From February 2018, there will be ten lines in the greater Paris area where stops can be requested (by women or men) in order to shorten the route between the bus stop and their home.
‘The interest is to avoid these attacks that take place on the way home’, she said, as reported in The Local. ‘We can not stand idly by while a woman is being attacked. We have created new positions because the human presence is insufficient’.
The new measures will be accompanied by an increased use of video surveillance across the transport system. ‘By 2020, all carriages will be videotaped, including on trains that go to the furthest suburbs, because there are no second-class citizens’, she said. ‘This year, 100% of buses will have video protection’.
According to a recent survey, one in two women in France will choose to wear trousers over a skirt to avoid becoming the victim of sexual harassment while travelling. This is only the tip of the iceberg, with nearly 90% of the participants admitting to having experienced some form of harassment on public transport, like the underground.

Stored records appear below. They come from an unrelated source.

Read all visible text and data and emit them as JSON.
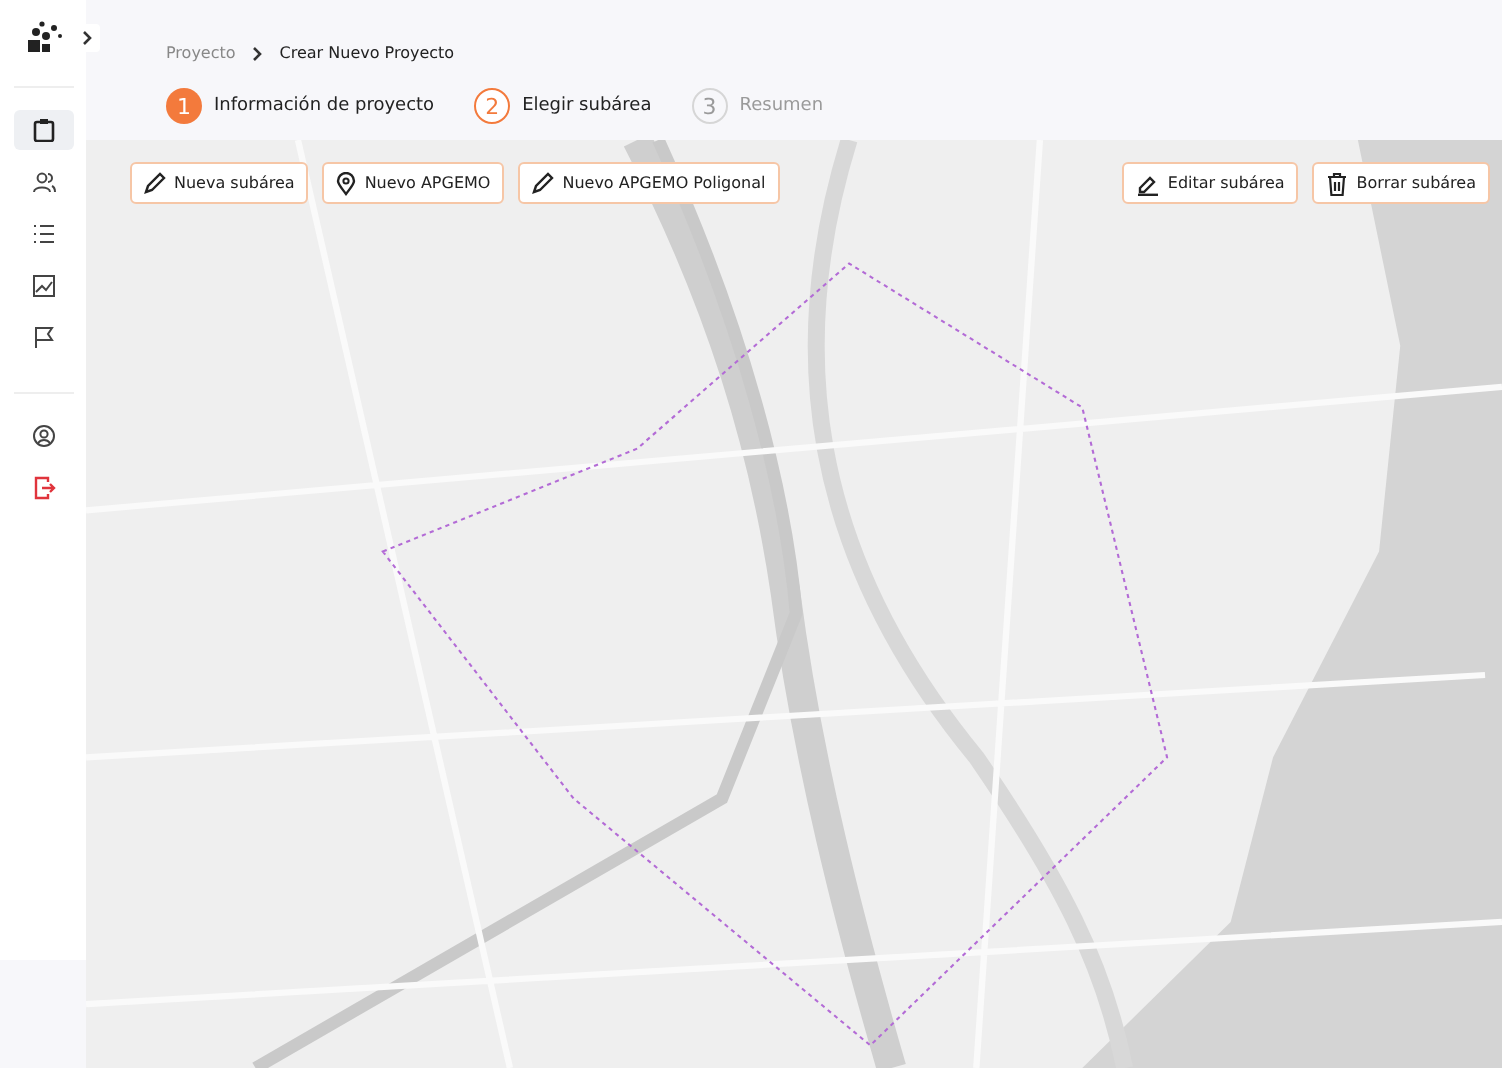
{
  "sidebar": {
    "items": [
      {
        "kind": "clipboard",
        "selected": true
      },
      {
        "kind": "users",
        "selected": false
      },
      {
        "kind": "list",
        "selected": false
      },
      {
        "kind": "chart",
        "selected": false
      },
      {
        "kind": "flag",
        "selected": false
      },
      {
        "kind": "profile",
        "selected": false
      },
      {
        "kind": "logout",
        "selected": false
      }
    ]
  },
  "breadcrumb": [
    "Proyecto",
    "Crear Nuevo Proyecto"
  ],
  "steps": [
    {
      "number": "1",
      "label": "Información de proyecto",
      "completed": true,
      "selected": false
    },
    {
      "number": "2",
      "label": "Elegir subárea",
      "completed": false,
      "selected": true
    },
    {
      "number": "3",
      "label": "Resumen",
      "completed": false,
      "selected": false
    }
  ],
  "map_toolbar": {
    "left": [
      {
        "label": "Nueva subárea",
        "kind": "pencil"
      },
      {
        "label": "Nuevo APGEMO",
        "kind": "pin"
      },
      {
        "label": "Nuevo APGEMO Poligonal",
        "kind": "pencil"
      }
    ],
    "right": [
      {
        "label": "Editar subárea",
        "kind": "edit"
      },
      {
        "label": "Borrar subárea",
        "kind": "trash"
      }
    ]
  }
}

However, if these new measures prove successful, this system will eventually be rolled out across the whole transport network. In addition to this hop-off experiment, there will be 650 extra staff members hired to dress in plain clothes and monitor safety on trains and buses.